It is equally important to note that these sundry spokespersons never actually offer a precise quotation from any terrorist training manuals, of al Qaeda or not. The one instance I've been able to find of US government officials referring to a specific terrorist training manual in the context of torture, is a referral to the so-called "Manchester Manual", a manual found on the computer of a suspected terrorist in Manchester, England in 2000. In the references to torture, in the portions of the manual that have been made public, there is certainly no clear, unambiguous directive for making false allegations of abuse, much less an emphasis on such.

The manual, apparently written in the 1980s, says the following about torture: "Each brother who is subjected to interrogation and torture, should state all that he agreed upon with the commander and not deviate from it." ... "Security personnel in our countries arrest brothers and obtain the needed information through interrogation and torture."

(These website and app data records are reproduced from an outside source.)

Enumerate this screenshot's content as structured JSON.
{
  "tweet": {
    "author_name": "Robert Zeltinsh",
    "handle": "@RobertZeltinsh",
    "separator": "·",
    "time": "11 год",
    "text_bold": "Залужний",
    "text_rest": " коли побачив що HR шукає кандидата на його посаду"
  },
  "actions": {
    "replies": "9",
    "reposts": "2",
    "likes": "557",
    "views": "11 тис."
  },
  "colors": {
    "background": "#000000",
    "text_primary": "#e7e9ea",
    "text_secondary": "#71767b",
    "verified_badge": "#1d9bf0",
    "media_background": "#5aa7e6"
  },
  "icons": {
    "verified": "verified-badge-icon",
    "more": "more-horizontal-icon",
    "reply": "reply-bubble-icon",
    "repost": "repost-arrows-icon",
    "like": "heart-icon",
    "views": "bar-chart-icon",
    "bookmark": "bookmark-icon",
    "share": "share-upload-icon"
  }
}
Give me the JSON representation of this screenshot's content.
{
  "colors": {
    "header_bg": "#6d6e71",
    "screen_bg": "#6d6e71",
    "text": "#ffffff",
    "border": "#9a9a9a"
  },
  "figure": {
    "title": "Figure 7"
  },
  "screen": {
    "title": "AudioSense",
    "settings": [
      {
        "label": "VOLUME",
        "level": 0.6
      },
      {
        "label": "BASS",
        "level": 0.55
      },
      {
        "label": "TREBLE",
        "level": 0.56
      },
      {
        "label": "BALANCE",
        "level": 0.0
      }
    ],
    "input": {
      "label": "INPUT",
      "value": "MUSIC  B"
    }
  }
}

In Lesson 18, explicitly cited by the US government officials, we find: "1.At the beginning of the trial, once more the brothers must insist on proving that torture was inflicted on them by State Security [investigators] before the judge. 2.Complain [to the court] of mistreatment while in prison. 3. Make arrangements for the brother's defense with the attorney, whether he was retained by the brother's family or court-appointed. 4.The brother has to do his best to know the names of the state security officers, who participated in his torture and mention their names to the judge. [These names may be obtained from brothers who had to deal with those officers in previous cases.]

All words in brackets were bracketed in the original; some may be translator's comments. Inasmuch as only selected portions of the manual have been made public by the Bush and Blair administrations it can not be determined in what way the deleted sections might put the White House/Pentagon/State mantra into question. For example, in lesson 18, part 1, what does "once more" refer to? Some previous relevant passage which is being withheld from the public? And how does "proving that torture was inflicted on them" square with "the tactic of making false abuse allegations"?

...In any event, the question is largely academic. We have the numerous statements of American prison guards, other military personnel, and Pentagon officials, all admitting to dozens of kinds of "abuse" in US prisons in Guantanamo, Iraq, and Afghanistan; so many ugly stories. We have as well the Abu Ghraib photos. And we have the well-documented phenomenon of CIA "rendition", flying kidnapped individuals to many countries known for their routine use of torture. None of this comes from al Qaeda training manuals.